** Opening Provided data block **

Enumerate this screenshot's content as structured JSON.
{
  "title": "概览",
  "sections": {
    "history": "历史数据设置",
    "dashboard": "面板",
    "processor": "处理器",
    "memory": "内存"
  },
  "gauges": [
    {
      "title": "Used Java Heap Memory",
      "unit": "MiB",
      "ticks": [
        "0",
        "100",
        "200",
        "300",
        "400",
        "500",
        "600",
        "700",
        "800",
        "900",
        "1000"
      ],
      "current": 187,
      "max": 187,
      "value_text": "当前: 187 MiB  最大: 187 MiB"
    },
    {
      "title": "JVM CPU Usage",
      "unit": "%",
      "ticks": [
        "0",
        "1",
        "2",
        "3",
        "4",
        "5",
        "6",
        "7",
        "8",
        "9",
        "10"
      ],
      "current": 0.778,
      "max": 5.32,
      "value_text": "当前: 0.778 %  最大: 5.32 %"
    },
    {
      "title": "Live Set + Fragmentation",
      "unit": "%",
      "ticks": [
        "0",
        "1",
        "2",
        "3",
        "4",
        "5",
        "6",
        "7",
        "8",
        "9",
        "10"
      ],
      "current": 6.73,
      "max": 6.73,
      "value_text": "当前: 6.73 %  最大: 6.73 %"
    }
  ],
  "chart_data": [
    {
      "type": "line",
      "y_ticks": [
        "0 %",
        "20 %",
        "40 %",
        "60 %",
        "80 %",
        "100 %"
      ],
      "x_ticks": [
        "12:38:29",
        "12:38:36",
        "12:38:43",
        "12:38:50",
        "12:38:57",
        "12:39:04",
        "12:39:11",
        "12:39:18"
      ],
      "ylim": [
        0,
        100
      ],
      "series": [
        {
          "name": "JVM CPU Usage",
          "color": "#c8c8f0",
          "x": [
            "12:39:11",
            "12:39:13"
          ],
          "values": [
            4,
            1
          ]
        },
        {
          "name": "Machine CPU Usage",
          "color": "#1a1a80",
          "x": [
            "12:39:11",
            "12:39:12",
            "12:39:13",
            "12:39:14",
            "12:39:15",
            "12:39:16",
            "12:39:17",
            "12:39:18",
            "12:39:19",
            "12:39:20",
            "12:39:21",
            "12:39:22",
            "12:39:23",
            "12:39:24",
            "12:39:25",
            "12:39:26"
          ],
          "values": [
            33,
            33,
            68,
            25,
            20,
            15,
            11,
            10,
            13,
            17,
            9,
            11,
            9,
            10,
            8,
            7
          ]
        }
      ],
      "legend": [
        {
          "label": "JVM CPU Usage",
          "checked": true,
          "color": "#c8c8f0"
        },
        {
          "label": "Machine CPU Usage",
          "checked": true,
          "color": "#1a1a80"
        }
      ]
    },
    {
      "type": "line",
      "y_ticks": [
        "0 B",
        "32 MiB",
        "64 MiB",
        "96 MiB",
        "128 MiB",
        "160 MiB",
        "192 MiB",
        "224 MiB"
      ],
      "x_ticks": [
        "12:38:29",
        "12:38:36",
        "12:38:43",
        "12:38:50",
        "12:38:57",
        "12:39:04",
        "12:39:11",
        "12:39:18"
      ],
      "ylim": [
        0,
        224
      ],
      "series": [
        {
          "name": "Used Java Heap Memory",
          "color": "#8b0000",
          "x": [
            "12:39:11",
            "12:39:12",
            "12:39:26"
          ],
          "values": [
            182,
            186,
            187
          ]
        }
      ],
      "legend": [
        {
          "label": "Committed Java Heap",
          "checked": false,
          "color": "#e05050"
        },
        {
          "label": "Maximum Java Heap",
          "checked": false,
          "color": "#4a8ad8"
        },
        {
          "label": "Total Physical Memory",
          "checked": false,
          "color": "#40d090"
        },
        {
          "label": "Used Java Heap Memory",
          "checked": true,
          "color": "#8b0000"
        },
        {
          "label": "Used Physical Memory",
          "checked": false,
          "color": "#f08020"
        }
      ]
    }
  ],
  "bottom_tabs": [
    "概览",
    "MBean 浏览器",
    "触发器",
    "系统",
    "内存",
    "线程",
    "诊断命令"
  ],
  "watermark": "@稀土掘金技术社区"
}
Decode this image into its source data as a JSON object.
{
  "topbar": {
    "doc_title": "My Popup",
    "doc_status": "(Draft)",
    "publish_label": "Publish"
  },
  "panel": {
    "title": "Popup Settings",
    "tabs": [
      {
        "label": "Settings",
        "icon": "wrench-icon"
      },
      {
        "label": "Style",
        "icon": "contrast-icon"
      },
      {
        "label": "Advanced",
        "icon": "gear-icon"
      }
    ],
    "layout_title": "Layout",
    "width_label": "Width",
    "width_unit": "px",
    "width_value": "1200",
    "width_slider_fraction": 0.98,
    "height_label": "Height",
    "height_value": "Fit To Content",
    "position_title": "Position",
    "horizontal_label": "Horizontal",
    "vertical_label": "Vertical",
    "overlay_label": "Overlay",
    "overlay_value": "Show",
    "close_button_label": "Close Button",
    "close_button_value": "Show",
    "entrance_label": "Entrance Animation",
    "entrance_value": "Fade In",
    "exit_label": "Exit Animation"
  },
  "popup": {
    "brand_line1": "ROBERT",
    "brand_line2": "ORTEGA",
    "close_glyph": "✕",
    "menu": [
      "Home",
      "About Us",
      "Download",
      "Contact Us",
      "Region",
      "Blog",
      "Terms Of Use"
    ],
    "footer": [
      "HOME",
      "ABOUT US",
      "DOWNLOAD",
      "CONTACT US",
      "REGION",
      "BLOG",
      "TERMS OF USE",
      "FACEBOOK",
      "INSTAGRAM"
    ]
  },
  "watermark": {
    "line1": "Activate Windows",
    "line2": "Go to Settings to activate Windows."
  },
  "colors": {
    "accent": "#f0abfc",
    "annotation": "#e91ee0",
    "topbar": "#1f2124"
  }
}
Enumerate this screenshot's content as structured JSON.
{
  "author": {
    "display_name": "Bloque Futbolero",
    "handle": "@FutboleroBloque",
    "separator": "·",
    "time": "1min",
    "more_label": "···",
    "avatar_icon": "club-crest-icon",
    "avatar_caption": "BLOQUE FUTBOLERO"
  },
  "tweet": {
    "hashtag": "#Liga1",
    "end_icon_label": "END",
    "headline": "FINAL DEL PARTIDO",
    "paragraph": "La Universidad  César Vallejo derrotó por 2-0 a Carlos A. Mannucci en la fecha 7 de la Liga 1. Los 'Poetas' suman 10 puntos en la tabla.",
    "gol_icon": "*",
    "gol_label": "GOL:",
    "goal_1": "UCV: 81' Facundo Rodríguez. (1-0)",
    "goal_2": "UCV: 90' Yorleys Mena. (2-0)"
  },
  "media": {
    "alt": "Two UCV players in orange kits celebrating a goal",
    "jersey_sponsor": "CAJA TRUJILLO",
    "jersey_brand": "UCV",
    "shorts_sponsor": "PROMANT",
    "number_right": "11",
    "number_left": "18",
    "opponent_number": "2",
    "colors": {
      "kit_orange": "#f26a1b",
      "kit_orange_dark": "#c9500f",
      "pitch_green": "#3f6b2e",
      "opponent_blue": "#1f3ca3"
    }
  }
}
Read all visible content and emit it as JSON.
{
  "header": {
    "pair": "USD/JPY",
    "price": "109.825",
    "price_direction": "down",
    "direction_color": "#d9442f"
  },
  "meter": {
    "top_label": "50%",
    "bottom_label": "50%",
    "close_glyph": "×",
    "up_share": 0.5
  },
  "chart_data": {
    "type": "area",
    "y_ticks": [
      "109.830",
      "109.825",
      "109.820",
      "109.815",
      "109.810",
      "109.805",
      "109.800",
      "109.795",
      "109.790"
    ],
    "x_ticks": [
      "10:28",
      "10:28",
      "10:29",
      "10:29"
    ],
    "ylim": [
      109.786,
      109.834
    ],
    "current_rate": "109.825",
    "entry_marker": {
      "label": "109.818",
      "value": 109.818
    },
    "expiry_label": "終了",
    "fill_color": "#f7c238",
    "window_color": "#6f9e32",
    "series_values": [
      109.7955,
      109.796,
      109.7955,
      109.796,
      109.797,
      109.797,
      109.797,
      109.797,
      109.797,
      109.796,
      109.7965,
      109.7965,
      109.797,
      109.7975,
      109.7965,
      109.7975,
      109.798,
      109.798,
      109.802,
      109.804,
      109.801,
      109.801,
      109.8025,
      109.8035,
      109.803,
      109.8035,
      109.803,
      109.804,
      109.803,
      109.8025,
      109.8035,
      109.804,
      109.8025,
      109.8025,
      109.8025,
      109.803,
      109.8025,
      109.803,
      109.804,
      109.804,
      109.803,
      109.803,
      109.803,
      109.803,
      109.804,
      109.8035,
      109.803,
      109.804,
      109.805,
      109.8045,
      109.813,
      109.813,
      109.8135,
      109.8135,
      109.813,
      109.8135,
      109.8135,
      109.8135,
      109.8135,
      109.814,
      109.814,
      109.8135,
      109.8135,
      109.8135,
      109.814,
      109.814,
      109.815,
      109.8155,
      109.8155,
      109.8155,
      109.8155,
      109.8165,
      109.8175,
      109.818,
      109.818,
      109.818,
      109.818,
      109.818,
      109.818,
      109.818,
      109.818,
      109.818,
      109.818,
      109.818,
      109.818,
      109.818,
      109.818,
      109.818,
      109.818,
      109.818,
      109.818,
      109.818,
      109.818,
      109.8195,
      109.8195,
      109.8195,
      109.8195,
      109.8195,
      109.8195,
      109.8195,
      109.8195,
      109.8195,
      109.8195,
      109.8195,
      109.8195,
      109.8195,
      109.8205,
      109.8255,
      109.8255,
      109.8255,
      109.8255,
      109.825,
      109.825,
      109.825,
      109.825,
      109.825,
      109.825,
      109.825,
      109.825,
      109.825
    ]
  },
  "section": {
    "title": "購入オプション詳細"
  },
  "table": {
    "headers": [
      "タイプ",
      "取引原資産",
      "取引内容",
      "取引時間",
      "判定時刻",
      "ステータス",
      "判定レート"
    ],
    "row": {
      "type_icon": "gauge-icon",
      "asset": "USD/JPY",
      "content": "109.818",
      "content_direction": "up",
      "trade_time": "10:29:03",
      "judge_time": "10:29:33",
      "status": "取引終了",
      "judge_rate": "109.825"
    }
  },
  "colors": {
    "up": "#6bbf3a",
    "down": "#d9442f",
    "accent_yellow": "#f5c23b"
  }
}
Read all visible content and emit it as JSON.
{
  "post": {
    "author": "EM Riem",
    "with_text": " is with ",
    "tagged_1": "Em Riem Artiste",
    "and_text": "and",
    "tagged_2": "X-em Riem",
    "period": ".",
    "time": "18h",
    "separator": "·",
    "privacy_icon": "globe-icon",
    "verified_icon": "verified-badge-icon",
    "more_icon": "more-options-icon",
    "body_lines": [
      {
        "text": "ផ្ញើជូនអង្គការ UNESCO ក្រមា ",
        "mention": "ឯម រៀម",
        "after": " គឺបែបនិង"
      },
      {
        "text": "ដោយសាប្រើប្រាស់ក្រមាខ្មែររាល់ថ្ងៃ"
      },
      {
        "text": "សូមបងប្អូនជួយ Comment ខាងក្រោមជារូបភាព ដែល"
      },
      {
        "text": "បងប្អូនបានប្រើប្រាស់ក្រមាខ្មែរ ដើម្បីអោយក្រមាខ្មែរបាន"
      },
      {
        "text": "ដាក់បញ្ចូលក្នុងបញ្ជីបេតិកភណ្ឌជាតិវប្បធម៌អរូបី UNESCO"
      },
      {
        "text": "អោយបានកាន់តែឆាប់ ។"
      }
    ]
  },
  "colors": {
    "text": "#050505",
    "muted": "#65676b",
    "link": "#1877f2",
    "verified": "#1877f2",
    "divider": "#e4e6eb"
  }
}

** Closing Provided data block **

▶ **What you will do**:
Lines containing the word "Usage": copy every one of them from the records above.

▶ **Expected answer**:
      "title": "JVM CPU Usage",
          "name": "JVM CPU Usage",
          "name": "Machine CPU Usage",
          "label": "JVM CPU Usage",
          "label": "Machine CPU Usage",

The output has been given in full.